Female Photojournalist of color in a Male-Dominated Career



By Vanessa Martinez, PHOTO EDITOR
In many of today’s newsrooms, women alone face major barriers, but especially if you’re a woman of color. Entering this line of work, I knew that this was a male-dominated career and people of color lack representation, you can see it on any news stations on television or if you’re a journalist yourself you can see it on your own work environment.
Quick question, can you think of a well-known woman of color journalist off of the top of your head? I, myself, cannot think of a single person and this isn’t our fault. We just happened to be underrepresented in this career field. We lack representation and we lack respect and deal with being mistreated. Here’s my first hands on experiences as a journalist dealing not only feeling out of place, but having to deal with being treated differently compared to predominantly male journalist at the Bellagio Hotel in Las Vegas.
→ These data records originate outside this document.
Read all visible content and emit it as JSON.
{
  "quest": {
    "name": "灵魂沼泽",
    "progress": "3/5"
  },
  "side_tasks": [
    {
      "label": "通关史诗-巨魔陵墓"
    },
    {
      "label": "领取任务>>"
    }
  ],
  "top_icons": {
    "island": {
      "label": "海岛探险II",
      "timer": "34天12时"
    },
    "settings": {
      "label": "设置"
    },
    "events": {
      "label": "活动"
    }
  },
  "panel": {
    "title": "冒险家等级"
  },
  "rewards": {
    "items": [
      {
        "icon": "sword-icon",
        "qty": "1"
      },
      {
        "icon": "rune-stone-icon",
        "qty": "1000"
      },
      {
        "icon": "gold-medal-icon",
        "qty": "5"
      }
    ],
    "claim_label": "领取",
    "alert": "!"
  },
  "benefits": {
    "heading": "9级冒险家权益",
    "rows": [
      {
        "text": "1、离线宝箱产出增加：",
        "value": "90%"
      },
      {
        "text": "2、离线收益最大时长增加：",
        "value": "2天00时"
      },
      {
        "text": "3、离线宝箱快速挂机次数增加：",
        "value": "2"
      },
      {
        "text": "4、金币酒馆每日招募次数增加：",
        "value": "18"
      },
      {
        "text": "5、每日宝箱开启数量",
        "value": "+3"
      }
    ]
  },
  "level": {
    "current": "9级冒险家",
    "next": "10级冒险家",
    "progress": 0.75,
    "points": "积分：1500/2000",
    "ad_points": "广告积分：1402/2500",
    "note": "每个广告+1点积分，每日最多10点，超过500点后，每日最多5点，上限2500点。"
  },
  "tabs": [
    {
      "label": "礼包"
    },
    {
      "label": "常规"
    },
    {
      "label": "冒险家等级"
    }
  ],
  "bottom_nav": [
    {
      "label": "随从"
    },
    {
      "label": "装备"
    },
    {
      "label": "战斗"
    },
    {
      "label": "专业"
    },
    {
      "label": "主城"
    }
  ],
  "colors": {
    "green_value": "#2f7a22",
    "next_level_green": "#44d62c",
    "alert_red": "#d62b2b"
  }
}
My name is Vanessa Martinez and I’m a journalist/ Photo Editor for The Pioneer Newspaper at California State University, East Bay. I was giving a wonderful opportunity to attend and cover the 2020 Caucus in Las Vegas with my fellow colleagues Ethan Alonzo and Nolan Higdon.
I was definitely looking forward to this trip, (Especially after losing an important figure in my life this month, Rest In Peace Adolfo and Mary Jane Corral). After being invited to report on the caucuses I believed I had earned a level of respect as my male colleagues and however this was not the case. Before this event I felt experienced and was optimist about honing my skills especially since I’ve worked for my Community College newspaper in Santa Barbara and putting them together with my new skills from The Pioneer.
My illusion of being treated the same as my male teammates and the other women in attendance became shattered after facing a memorable moment. The question then became why, after all we had come to this space as professionals in our field.
One of my memorable moments was when I gathered around with my colleagues to discuss on what we would be covering with in that moment there was a group of white males setting up their cameras. The sound of tape and cables being dropped was easy to distinguish, as I was listening in to what Higdon wanted Ethan and I to report, this white male seemed to be in his late 40s tapped me on my shoulder expecting me to move without saying excuse me.
In my opinion it’s common courtesy to let someone know that if you’re trying to get through somewhere and someone happens to be in your path is to kindly say excuse me, but instead, he decided to touch my shoulder, and pat me in the hopes that this would make me move. Which it did, I was also taken back with what just happened because I grew up saying excuse me when I was trying to get through at a group of people. After moving he walked past me without hesitation, I looked at Professor Higdon and gave him a face of disbelief what just happened. With experience, it became more prevalent how dominant male culture is, but specifically in journalism.
That wasn’t the last time this man placed his hand on me, it happened again in the same room but different location. The second time I was photographing and there was a lot of space to move around especially since I was further away from the group and I saw the guy again, and he passed by me and to go to that group and then came back, this time instead of a pat he placed his hands on my both my shoulders so I can move this time shaken my shoulders a little after that he proceeded to walk away to wherever he was rushing to do.
This industry will always underrepresented women, and lack respect specifically women of color like myself. As a young journalist, I experienced my first and I’m sure not my last male womanizes situation. Women of color shouldn’t have to face a different level of respect, we should be treated the same and respected the same. Think of it this way would you have enjoyed this story if it came from your mother, sister or daughter?
With these expenses, I can say it helped me be more on my toes with the way I’m treated and won’t let that stop me from earning the same level of respect as a male.